Okay, I'm down to almost the last of my backlog. Unbelievable as it seems, I'm running out of really fabulous books. I've read a lot of good ones, but there's not many that have that special spark that make me want to talk them up to the world (or at least, as much of it as reads this blog).
Any suggestions? Leave them in the comments!
Fortunately, I do have this one. . .
Book: Seven Sons and Seven Daughters
Author: Barbara Cohen and Bahaji Lovejoy
Malik, known as Abu al-Banat because he has no sons, does have seven daughters. In the city of Baghdad, this is a terrible misfortune, made worse because he has no money to give them dowries. To make things worse, Malik’s brother (who has the massive fortune of seven sons and a thriving business), refuses to help out by either providing dowries or allowing his sons to marry their cousins, and mocks Malik’s misfortune. It looks as if the seven sisters are doomed to a life of poverty and/or unhappy marriages. Unwilling to accept this fate, the fourth daughter, Buran, comes up with a plan that might save them all. But to do it, she has to leave home, travel as a boy, and make her way as a merchant in eleventh-century Iraq.
On her journey, Buran discovers a real head for business and a flair for making money. She also meets and befriends Mahmud, the prince of Tyre. But when he finds his feelings deepening into more than friendship, he begins to put poor Buran through a series of tests to see if she is a man or woman, and even he’s not sure which outcome he wants. Is happily-ever-after in the cards?

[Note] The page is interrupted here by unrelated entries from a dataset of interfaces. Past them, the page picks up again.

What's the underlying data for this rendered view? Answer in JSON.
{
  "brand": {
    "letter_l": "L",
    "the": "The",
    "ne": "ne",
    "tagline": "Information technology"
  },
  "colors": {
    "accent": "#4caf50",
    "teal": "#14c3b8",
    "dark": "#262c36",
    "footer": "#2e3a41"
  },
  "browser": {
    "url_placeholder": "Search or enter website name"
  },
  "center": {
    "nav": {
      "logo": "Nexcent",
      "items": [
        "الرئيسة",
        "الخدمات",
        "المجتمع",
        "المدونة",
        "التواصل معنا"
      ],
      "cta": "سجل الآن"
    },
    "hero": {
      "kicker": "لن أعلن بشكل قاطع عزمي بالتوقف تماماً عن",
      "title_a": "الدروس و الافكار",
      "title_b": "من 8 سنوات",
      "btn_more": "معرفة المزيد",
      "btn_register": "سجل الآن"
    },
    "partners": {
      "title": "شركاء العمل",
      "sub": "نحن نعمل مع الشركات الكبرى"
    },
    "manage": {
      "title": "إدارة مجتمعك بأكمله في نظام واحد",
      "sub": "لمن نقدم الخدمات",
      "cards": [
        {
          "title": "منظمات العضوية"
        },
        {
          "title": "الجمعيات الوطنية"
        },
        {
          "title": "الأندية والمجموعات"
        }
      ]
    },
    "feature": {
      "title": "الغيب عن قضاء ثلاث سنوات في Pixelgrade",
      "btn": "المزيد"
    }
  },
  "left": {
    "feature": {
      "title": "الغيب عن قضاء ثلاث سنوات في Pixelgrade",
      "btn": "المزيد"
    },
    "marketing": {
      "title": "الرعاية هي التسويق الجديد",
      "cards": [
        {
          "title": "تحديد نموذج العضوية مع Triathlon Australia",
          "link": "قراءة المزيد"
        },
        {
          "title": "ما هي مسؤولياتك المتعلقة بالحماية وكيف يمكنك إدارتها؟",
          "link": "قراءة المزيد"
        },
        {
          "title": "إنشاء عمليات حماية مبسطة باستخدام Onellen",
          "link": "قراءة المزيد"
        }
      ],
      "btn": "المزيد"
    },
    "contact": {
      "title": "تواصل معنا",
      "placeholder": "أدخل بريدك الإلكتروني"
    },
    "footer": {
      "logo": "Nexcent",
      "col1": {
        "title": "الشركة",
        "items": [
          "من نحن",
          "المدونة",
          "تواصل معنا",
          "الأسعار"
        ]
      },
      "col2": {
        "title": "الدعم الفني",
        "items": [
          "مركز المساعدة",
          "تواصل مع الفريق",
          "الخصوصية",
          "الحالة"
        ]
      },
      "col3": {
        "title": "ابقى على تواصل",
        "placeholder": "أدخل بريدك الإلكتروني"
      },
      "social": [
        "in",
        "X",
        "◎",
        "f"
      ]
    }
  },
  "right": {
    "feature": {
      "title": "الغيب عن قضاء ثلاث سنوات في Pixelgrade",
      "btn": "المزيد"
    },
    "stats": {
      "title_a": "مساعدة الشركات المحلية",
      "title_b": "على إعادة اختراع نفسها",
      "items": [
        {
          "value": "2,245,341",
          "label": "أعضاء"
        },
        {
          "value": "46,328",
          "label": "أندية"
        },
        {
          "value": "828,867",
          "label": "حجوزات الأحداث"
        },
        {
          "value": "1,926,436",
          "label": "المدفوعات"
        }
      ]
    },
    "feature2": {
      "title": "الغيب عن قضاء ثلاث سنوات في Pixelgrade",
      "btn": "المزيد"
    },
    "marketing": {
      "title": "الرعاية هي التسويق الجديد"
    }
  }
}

This book sucked me in right from the start. It retains enough of the storyteller’s flavor about it (it claims to be based on an Iraqi folktale) to make it feel like a fairy tale, but I found myself caring very much for clever, pragmatic Buran, her beleaugered family, and even the spoiled prince Mahmud, who shows promise under the influence of Buran. Divided into three parts, each with its own distinct storyline, it still follows a nice narrative line. Check out the final part for the most glee-inducing (and fairy-taleish) elements, when Buran gets her revenge on the seven male cousins who rejected herself and her sisters at the very beginning. It also shines a light on a culture very little understood in the west. I found this at the library, but I've just gotta get my own copy of this great tale of a girl who makes her own happy ending. Where’s the fairy godmother? Who knows? Who cares?